Most drivers would throw in the towel when they’re 18 minutes behind the leading car after one lap of a ten-lap race. Vic Elford wasn’t like most drivers.
Elford, who died last year at the age of 86, was, to borrow a line from Andrew Frankel, quick “in almost anything he drove”. The British racer’s defining year was 1968, when, in the space of a few months, he won the Monte Carlo Rally, Daytona 24 Hours, Nürburgring 1000km and Targa Florio, before going on to make his debut in Formula One.
“Whatever I did in a car I could always do it, whether it was driving downhill on ice or snow, or driving down the Mulsanne straight at night at 250mph in a 917,” he told Motor Sport. “It was the one thing I could do well.”
Until Chris Ingram’s success in 2019, Elford, nicknamed ‘Quick Vic’, was the last British driver to win the European Rally Championship. Ingram paid tribute to the racing legend, saying: “Vic was not only [one] of the greatest drivers in British motorsport history, he was also a very kind man. I was very touched that he made the effort to write me some words of wisdom before I proudly followed in his footsteps.”
The 1968 Targa Florio was arguably Elford’s greatest achievement. Partnered with Umberto Maglioli, a winner in 1953 and 1956, the pair would be racing a Porsche 907 K, one of just 21 built during 1967 and 1968. Chassis 025 won, but not without drama.
Just a miles into the race, Elford discovered that the Porsche had no drive. He got out and discovered that the centre-lock nut on the rear right wheel had worked loose, removing the wheel from its splines. What happened next was, according to Elford, the “most amazing scene I have ever experienced. Before I could even get the jack out of the car, spectators swarmed down from their vantage points above the road and physically lifted the car while I re-tightened the wheel.”
Elford and 025 reached the unofficial pitstop halfway through the 45-mile lap, where the race mechanics replaced the rear wheel. Just a short distance later, the same wheel nut worked loose, sending the Porsche out of control. The result was a broken wheel, a punctured front tyre and the race slipping away from Elford’s grasp.

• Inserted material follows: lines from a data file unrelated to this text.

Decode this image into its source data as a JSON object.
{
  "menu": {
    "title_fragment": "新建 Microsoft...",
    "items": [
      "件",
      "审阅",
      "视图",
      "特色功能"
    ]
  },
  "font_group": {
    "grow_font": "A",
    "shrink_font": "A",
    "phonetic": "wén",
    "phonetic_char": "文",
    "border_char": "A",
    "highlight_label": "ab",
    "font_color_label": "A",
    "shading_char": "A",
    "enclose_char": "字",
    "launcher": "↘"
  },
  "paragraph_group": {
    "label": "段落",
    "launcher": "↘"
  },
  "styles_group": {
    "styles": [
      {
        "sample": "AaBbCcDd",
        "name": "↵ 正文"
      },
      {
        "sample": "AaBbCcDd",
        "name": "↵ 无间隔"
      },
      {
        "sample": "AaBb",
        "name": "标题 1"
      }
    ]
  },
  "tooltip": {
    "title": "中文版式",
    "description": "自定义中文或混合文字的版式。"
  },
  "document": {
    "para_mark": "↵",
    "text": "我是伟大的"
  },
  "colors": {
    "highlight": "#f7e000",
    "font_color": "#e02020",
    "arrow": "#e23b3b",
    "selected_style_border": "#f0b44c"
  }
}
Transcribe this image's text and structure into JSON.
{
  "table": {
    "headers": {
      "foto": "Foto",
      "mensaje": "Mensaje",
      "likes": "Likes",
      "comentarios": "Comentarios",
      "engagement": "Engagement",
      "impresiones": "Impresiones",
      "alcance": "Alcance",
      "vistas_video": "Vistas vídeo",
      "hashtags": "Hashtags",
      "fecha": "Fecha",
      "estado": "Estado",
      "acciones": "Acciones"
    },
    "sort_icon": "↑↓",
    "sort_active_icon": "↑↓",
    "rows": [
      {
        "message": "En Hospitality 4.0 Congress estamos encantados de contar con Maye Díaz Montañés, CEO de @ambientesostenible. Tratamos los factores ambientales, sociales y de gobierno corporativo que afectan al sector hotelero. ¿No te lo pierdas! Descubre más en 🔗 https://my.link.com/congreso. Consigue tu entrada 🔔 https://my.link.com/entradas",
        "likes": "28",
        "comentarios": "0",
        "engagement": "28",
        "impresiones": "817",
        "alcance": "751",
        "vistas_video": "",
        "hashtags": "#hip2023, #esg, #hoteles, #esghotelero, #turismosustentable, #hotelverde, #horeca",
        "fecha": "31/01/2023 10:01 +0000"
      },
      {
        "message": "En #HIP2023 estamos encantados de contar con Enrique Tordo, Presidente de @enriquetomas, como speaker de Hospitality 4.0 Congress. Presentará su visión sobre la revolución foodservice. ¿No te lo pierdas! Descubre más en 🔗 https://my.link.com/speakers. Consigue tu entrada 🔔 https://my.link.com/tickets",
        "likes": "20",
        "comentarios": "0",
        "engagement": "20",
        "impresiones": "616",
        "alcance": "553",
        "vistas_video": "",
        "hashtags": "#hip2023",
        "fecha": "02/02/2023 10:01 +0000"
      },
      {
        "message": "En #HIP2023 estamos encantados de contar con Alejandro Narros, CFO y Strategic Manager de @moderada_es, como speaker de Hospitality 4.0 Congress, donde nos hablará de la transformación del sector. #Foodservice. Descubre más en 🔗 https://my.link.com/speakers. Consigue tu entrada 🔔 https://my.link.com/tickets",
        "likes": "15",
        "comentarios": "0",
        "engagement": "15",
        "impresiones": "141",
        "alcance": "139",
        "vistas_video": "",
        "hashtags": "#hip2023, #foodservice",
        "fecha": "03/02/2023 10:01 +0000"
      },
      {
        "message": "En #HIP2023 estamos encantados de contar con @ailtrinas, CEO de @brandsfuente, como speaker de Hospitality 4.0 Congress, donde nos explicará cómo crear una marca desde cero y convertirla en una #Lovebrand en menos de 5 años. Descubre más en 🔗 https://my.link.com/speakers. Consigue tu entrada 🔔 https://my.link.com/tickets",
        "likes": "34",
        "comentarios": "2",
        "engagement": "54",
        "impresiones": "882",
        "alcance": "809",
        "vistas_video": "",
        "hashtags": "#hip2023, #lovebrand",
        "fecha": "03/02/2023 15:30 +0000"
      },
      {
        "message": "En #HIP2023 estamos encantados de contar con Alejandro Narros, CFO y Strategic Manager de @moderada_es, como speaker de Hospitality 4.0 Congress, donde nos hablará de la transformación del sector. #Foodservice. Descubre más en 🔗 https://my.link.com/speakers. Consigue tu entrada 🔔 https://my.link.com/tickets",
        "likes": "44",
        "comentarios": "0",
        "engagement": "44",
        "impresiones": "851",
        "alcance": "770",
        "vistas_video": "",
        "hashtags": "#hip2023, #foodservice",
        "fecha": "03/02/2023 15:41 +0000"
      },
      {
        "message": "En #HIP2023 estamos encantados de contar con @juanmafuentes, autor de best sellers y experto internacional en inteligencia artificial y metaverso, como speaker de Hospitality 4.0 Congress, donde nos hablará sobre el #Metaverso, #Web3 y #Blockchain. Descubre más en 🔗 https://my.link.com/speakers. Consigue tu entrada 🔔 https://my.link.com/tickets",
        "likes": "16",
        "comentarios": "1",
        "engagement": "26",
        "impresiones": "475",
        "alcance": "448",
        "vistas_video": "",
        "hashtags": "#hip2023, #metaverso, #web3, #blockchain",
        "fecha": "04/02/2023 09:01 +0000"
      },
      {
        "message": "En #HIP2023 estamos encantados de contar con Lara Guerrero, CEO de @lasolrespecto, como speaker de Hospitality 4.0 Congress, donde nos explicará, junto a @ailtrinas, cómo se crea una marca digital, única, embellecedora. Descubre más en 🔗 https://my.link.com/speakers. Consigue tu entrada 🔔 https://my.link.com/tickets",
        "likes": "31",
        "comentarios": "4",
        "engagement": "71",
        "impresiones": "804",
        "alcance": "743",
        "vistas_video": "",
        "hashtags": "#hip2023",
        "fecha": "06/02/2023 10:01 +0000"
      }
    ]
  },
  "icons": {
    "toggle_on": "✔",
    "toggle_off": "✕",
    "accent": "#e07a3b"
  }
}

Again, the race-mad locals came to the rescue of the stricken driver, the rear wheel was re-tightened and a space-saver wheel fitted to the front. Once back at the pits, all four wheels and centre-locks were replaced ahead of the second lap, by which time Elford and the Porsche 907 were some 18 minutes behind the leading car.
With the race seemingly lost, Elford set off in the hope of securing a lap record and completed three laps before handing the Porsche to Maglioli. Having steered a Lancia D20 to victory in 1953 and a Porsche 550 Spyder in 1956, the Italian had the experience required to deliver two incident-free laps, before entrusting the final phase of the race to ‘Quick Vic’.
What happened next was nothing short of sensational. Elford closed the gap on the leading Alfa Romeo Tipo 33, completing three record-breaking laps in succession and overtaking the Alfa with half a lap remaining. His lead at the end was over three minutes as he completed the race in a record time of six hours 28 minutes and 47.9 seconds – beating the previous record by nearly 10 minutes.
The 907 was phased out at the end of the 1968 season, so 025 was sold to the Valvoline Racing Team owned by the Swiss driver Siegfried Lang. An incident in 1969 prompted Lang to have 025 rebuilt in Spyder configuration, before another shunt in 1970 proved fatal for the Swiss racer.
Having passed through the hands of a couple of owners, 025 caught the attention of noted Porsche prototype authority, Dale Miller, who recognised its significance in the annals of Targa Florio history. The car crossed the Atlantic in 2000, where it was restored to its original configuration.
Once completed, the 907 was shipped to Dr. Julio Palmaz, whose collection of Porsche sports racing cars was rivalled only by the Porsche Museum. Its recent history includes class wins at the 2007 and 2012 Amelia Island Concours d’Elegance.
Given the provenance, is it any wonder that the Porsche comes with a pre-auction estimate €4,500,000 to €5,500,000 (£3.7m to £4.5m)? David Swig, Broad Arrow Group’s senior car specialist, says it is “hands-down one of the most world-famous Porsche prototype racers of the 1960s.” Quite.